A Google software engineer said that it's a safe bet that Chrome will hit the Mac platform before Linux. Google launched Chrome, its entry to the browser war, earlier this month only on Windows.
When asked if Chrome (all posts) will hit new platforms soon, Ojan Vafai (right), a Google software engineer who is working on the browser, said a "large percentage" of developers are working on the Mac and Linux rollouts. "We really don't know when [Chrome will launch for Mac and Linux] we've been working on it for a few months now. I would guess--and this is a total guess--that the Mac one would be first. It's just a market share issue."
Vafai made the comments during a Chrome development walk-through at the Web 2.0 Expo in New York. Vafai, speaking to a crowd of mostly Web developers, covered a lot of familiar ground, but did drop a few interesting nuggets. The biggest takeaway is that Chrome is all about Web applications and making them stable. It's no coincidence that Gmail, which Vafai also worked on, will be a big beneficiary.

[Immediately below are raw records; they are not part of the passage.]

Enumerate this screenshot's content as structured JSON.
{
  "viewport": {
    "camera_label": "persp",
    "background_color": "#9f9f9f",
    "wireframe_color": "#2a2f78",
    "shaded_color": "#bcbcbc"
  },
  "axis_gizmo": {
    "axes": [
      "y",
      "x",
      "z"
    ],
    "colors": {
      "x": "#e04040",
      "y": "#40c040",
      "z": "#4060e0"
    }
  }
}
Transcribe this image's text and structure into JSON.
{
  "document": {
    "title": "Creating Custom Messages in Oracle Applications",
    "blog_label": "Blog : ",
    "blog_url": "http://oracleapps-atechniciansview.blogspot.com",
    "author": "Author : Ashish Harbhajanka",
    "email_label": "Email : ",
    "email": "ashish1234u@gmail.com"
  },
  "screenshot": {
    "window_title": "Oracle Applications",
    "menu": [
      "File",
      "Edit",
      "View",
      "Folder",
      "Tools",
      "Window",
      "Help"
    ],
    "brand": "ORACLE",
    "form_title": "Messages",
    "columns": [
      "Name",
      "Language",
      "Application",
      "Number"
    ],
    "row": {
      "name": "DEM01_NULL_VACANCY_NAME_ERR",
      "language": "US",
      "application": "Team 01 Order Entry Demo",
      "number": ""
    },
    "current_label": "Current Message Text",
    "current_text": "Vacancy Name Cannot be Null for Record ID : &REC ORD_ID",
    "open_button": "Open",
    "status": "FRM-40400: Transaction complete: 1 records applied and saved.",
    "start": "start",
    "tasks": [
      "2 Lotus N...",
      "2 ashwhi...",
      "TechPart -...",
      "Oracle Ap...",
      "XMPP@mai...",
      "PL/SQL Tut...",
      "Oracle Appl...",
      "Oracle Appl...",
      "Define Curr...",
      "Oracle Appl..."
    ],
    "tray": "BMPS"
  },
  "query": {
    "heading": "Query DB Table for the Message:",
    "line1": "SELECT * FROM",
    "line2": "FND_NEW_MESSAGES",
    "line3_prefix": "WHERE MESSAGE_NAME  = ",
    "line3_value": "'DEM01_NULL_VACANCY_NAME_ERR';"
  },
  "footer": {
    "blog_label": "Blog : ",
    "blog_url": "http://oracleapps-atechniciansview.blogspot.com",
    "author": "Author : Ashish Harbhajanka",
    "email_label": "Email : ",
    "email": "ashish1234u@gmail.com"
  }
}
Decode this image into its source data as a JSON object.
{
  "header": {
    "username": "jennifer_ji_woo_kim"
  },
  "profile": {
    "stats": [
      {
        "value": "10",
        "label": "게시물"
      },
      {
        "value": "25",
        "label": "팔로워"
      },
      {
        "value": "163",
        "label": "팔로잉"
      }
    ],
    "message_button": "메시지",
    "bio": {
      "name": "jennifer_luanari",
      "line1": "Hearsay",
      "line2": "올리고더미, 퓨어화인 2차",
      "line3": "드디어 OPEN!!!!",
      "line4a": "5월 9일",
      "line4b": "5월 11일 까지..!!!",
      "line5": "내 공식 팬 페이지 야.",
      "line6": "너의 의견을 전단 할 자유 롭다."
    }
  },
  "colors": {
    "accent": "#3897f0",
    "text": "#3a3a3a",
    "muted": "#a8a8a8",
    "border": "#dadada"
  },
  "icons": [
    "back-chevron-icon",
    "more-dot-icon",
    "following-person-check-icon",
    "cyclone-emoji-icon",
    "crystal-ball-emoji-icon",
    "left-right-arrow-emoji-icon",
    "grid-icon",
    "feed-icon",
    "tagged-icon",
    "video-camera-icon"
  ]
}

Part of that stability push is to eliminate browser crashes. Vafai said in the near future--next year or two--will be a thing of the past. "In two years it'll be ridiculous that a browser crashes. It'll be like the blue screen in windows. It happens but it's rare," he said.
Among other odds and ends:

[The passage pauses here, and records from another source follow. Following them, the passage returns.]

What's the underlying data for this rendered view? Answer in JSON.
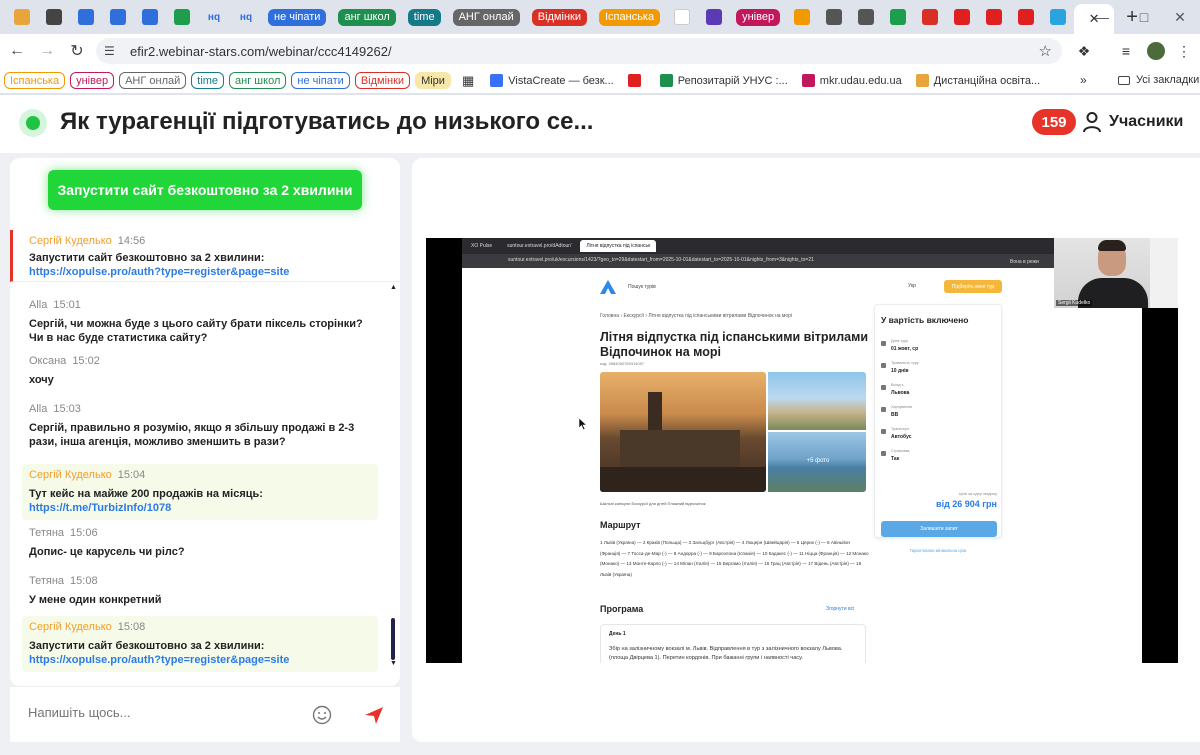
{
  "tabs": {
    "items": [
      {
        "type": "icon",
        "icon": "gift-icon",
        "color": "#e7a53b"
      },
      {
        "type": "icon",
        "icon": "apps-icon",
        "color": "#444444"
      },
      {
        "type": "icon",
        "icon": "planner-icon",
        "color": "#2f6fdc"
      },
      {
        "type": "icon",
        "icon": "docs-icon",
        "color": "#2f6fdc"
      },
      {
        "type": "icon",
        "icon": "planner-icon",
        "color": "#2f6fdc"
      },
      {
        "type": "icon",
        "icon": "sheets-icon",
        "color": "#1e9e4d"
      },
      {
        "type": "text",
        "label": "нq",
        "color": "#2f6fdc"
      },
      {
        "type": "text",
        "label": "нq",
        "color": "#2f6fdc"
      },
      {
        "type": "pill",
        "label": "не чіпати",
        "color": "#2f6fdc"
      },
      {
        "type": "pill",
        "label": "анг школ",
        "color": "#1e8f4f"
      },
      {
        "type": "pill",
        "label": "time",
        "color": "#147a8a"
      },
      {
        "type": "pill",
        "label": "АНГ онлай",
        "color": "#666666"
      },
      {
        "type": "pill",
        "label": "Відмінки",
        "color": "#d93025"
      },
      {
        "type": "pill",
        "label": "Іспанська",
        "color": "#f29900"
      },
      {
        "type": "icon",
        "icon": "google-icon",
        "color": "#ffffff"
      },
      {
        "type": "icon",
        "icon": "app-icon",
        "color": "#5b3bb5"
      },
      {
        "type": "pill",
        "label": "універ",
        "color": "#c2185b"
      },
      {
        "type": "icon",
        "icon": "puzzle-color-icon",
        "color": "#f29900"
      },
      {
        "type": "icon",
        "icon": "hat-icon",
        "color": "#555555"
      },
      {
        "type": "icon",
        "icon": "hat-icon",
        "color": "#555555"
      },
      {
        "type": "icon",
        "icon": "sheets-icon",
        "color": "#1e9e4d"
      },
      {
        "type": "icon",
        "icon": "pdf-icon",
        "color": "#d93025"
      },
      {
        "type": "icon",
        "icon": "youtube-icon",
        "color": "#e02020"
      },
      {
        "type": "icon",
        "icon": "pinterest-icon",
        "color": "#e02020"
      },
      {
        "type": "icon",
        "icon": "pinterest-icon",
        "color": "#e02020"
      },
      {
        "type": "icon",
        "icon": "telegram-icon",
        "color": "#2aa3df"
      }
    ]
  },
  "toolbar": {
    "url": "efir2.webinar-stars.com/webinar/ccc4149262/"
  },
  "bookmarks": {
    "pills": [
      {
        "label": "Іспанська",
        "color": "#f29900"
      },
      {
        "label": "універ",
        "color": "#c2185b"
      },
      {
        "label": "АНГ онлай",
        "color": "#666666"
      },
      {
        "label": "time",
        "color": "#147a8a"
      },
      {
        "label": "анг школ",
        "color": "#1e8f4f"
      },
      {
        "label": "не чіпати",
        "color": "#2f6fdc"
      },
      {
        "label": "Відмінки",
        "color": "#d93025"
      },
      {
        "label": "Міри",
        "color": "#f7e7a8"
      }
    ],
    "links": [
      {
        "label": "VistaCreate — безк...",
        "color": "#3a6ff7"
      },
      {
        "label": "",
        "color": "#e02020"
      },
      {
        "label": "Репозитарій УНУС :...",
        "color": "#1e8f4f"
      },
      {
        "label": "mkr.udau.edu.ua",
        "color": "#c2185b"
      },
      {
        "label": "Дистанційна освіта...",
        "color": "#e7a53b"
      }
    ],
    "all_label": "Усі закладки"
  },
  "header": {
    "title": "Як турагенції підготуватись до низького се...",
    "participants_count": "159",
    "participants_label": "Учасники"
  },
  "chat": {
    "cta_label": "Запустити сайт безкоштовно за 2 хвилини",
    "pinned": {
      "author": "Сергій Куделько",
      "time": "14:56",
      "text": "Запустити сайт безкоштовно за 2 хвилини:",
      "link": "https://xopulse.pro/auth?type=register&page=site"
    },
    "messages": [
      {
        "author": "Alla",
        "time": "15:01",
        "text": "Сергій, чи можна буде з цього сайту брати піксель сторінки? Чи в нас буде статистика сайту?",
        "link": "",
        "host": false
      },
      {
        "author": "Оксана",
        "time": "15:02",
        "text": "хочу",
        "link": "",
        "host": false
      },
      {
        "author": "Alla",
        "time": "15:03",
        "text": "Сергій, правильно я розумію, якщо я збільшу продажі в 2-3 рази, інша агенція, можливо зменшить в рази?",
        "link": "",
        "host": false
      },
      {
        "author": "Сергій Куделько",
        "time": "15:04",
        "text": "Тут кейс на майже 200 продажів на місяць:",
        "link": "https://t.me/TurbizInfo/1078",
        "host": true
      },
      {
        "author": "Тетяна",
        "time": "15:06",
        "text": "Допис- це карусель чи рілс?",
        "link": "",
        "host": false
      },
      {
        "author": "Тетяна",
        "time": "15:08",
        "text": "У мене один конкретний",
        "link": "",
        "host": false
      },
      {
        "author": "Сергій Куделько",
        "time": "15:08",
        "text": "Запустити сайт безкоштовно за 2 хвилини:",
        "link": "https://xopulse.pro/auth?type=register&page=site",
        "host": true
      }
    ],
    "input_placeholder": "Напишіть щось..."
  },
  "share": {
    "tabs": [
      "XO Pulse",
      "suntour.extravel.pro/dAdtour/",
      "Літня відпустка під іспанськ"
    ],
    "address": "suntour.extravel.pro/uk/excursions/1423/?geo_to=29&datestart_from=2025-10-01&datestart_to=2025-10-01&nights_from=3&nights_to=21",
    "search_label": "Пошук турів",
    "lang_label": "Укр",
    "cta_label": "Підберіть мені тур",
    "breadcrumbs": "Головна  ›  Екскурсії  ›  Літня відпустка під іспанськими вітрилами Відпочинок на морі",
    "title": "Літня відпустка під іспанськими вітрилами Відпочинок на морі",
    "code": "код: 3684050769314097",
    "more_photos": "+5 фото",
    "tags": "Шкільні канікули     Екскурсії для дітей     Пляжний відпочинок",
    "route_heading": "Маршрут",
    "route": "1 Львів (Україна) — 2 Краків (Польща) — 3 Зальцбург (Австрія) — 4 Люцерн (Швейцарія) — 5 Церих (-) — 6 Авіньйон (Франція) — 7 Тосса-де-Мар (-) — 8 Андорра (-) — 9 Барселона (Іспанія) — 10 Кадакес (-) — 11 Ніцца (Франція) — 12 Монако (Монако) — 13 Монте-Карло (-) — 14 Мілан (Італія) — 15 Бергамо (Італія) — 16 Грац (Австрія) — 17 Відень (Австрія) — 18 Львів (Україна)",
    "program_heading": "Програма",
    "expand_label": "Згорнути всі",
    "day_title": "День 1",
    "day_text": "Збір на залізничному вокзалі м. Львів. Відправлення в тур з залізничного вокзалу Львова. (площа Двірцева 1). Перетин кордонів. При бажанні групи і наявності часу.",
    "included_heading": "У вартість включено",
    "included": [
      {
        "k": "Дата туру",
        "v": "01 жовт, ср"
      },
      {
        "k": "Тривалість туру",
        "v": "10 днів"
      },
      {
        "k": "Виїзд з",
        "v": "Львова"
      },
      {
        "k": "Харчування",
        "v": "BB"
      },
      {
        "k": "Транспорт",
        "v": "Автобус"
      },
      {
        "k": "Страховка",
        "v": "Так"
      }
    ],
    "price_label": "Ціна за одну людину",
    "price": "від 26 904 грн",
    "book_label": "Залишити запит",
    "guarantee": "Гарантована мінімальна ціна",
    "cam_name": "Sergii Kudelko",
    "watermark": "zoom",
    "meta_label": "Вона в режи"
  },
  "colors": {
    "live": "#1fc442",
    "badge": "#e8332a",
    "cta": "#21d639",
    "link": "#2c7be5",
    "host_author": "#f0a030"
  }
}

Vafai said Google is working on transferring its Chrome documentation to a public site for the open source community. The document transition is currently underway.

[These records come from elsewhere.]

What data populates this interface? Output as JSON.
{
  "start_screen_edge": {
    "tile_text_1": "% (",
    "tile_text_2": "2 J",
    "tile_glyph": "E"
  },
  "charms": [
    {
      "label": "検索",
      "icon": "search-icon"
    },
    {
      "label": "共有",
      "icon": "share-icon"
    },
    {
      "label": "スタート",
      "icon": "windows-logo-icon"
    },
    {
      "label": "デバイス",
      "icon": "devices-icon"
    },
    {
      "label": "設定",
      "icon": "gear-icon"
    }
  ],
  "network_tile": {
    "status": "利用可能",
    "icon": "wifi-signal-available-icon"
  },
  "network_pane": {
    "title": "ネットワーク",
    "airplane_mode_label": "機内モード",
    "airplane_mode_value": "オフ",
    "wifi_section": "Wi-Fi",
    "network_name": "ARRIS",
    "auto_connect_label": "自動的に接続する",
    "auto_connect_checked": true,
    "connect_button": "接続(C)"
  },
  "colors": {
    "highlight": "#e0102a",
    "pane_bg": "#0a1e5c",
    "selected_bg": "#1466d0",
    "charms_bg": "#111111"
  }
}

Chrome developer tools "may be coming soon." Vafai said that Google is quickly moving on a debugger for V8 a Webkit Web inspector tool is also moving along.
And finally Vafai urged developers to file bugs on Chrome so "you don't have to hack around them." Vafai's message: If you file the bugs Google will fix them.